Detroit Bungles Pollution Hearings
Stop botching Detroit public meetings. The Detroit News: "The Detroit City Council had called a public hearing inviting Marathon Petroleum Corp. to clarify to citizens its stomach-churning odor release in February. As citizens filed into the 13th floor auditorium of the Coleman Young Municipal Center, eager to speak out about the horrific impact of Marathon’s pollution, an agitated Council President Brenda Jones said there was a legal meeting notice snafu and there would be no hearing. Then she admonished us to stay calm because she was in no mood to deal with negative feedback. Instead of a legal hearing, we would get a non-binding, off-the-record town hall meeting. That meant the four City Council members present would not be able to ask Marathon about its massive, stomach-churning odor release in February. Instead, Marathon was allowed to share a PowerPoint presentation about its good neighbor policies and 'decreasing' chemical emission releases in Detroit 48217, the most polluted ZIP code in Michigan. It was a déjà vu moment for some of us sitting in the audience. On March 12, citizens also ventured downtown to a canceled City Council hearing on Marathon’s February odor release. The excuse given was Marathon somehow was not aware of the public hearing. The refinery is 100% of our misery and discomfort and it is the facility most complained about to the Michigan Department of Environmental Quality from residents in my community. All one needs to do is drive by the refinery to get a dose of the stinky air we breathe throughout the year. When Marathon is called to answer questions about how it impacts our health and welfare and the city of Detroit can’t properly schedule a meeting, citizens pay the price for the ineptitude."
Greenpeace Blockades BP
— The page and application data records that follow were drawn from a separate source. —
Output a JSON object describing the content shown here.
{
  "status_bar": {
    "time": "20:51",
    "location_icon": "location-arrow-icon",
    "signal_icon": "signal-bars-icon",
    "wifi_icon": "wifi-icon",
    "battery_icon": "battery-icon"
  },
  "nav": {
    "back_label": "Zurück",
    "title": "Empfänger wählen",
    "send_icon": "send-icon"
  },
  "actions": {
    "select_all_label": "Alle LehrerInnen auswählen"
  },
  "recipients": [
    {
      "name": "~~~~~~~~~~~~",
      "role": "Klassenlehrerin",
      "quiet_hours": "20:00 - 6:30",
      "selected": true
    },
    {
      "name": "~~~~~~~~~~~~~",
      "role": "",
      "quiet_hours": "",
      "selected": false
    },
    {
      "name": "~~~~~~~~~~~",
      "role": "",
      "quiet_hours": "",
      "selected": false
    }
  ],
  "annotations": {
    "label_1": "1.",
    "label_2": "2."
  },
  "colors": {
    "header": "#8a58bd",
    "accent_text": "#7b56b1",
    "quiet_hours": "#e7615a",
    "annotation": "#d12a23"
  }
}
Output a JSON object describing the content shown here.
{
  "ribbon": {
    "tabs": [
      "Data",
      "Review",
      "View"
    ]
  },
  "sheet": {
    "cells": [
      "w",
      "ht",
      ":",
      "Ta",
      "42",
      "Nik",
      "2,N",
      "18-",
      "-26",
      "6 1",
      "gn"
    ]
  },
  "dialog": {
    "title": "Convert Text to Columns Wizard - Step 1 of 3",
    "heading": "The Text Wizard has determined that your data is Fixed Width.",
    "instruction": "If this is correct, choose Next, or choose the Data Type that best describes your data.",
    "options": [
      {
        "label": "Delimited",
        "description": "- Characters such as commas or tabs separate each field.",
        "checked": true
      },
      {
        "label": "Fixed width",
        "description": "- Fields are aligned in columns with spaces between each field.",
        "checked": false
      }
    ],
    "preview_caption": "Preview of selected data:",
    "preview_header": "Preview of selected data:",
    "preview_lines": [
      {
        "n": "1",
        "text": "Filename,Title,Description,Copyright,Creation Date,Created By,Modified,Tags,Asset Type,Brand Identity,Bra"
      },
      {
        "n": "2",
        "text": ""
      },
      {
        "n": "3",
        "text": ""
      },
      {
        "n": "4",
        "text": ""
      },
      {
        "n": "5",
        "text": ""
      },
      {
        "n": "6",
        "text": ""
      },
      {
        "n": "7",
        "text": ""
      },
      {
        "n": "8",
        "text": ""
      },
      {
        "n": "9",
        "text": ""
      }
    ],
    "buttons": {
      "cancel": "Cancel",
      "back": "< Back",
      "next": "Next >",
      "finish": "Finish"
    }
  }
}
We're shutting down BP because it's a climate emergency. Common Dreams: "As you read this, I’m sitting in a big container outside BP HQ in London, blocking one of the main entrances to the building. Along with a team of climbers on the roof, and more people in containers like mine, we’ve shut down the building. This is one of the scariest things I’ve ever done, but I know it’s the right thing. We’re at a critical point in history. We have the science telling us that we are destroying our planet – that we’re facing a climate emergency. And one thing we know for sure is that oil and gas must become a thing of the past. But companies like BP are still exploring for new oil, getting us deeper and deeper into this crisis. They need to stop exploring for oil or wind down their business.Future generations will look back at this time and ask why we didn’t do more, and I will be able to say I did everything I could. Yes it may get me in trouble, but I was always taught to stand up to bullies and speak up when I think something is wrong. And while I know we can’t all afford to take the kind of action I’m taking today, we must all do something. Because the only thing needed for companies like this to get away with stealing our future is for most people to do nothing."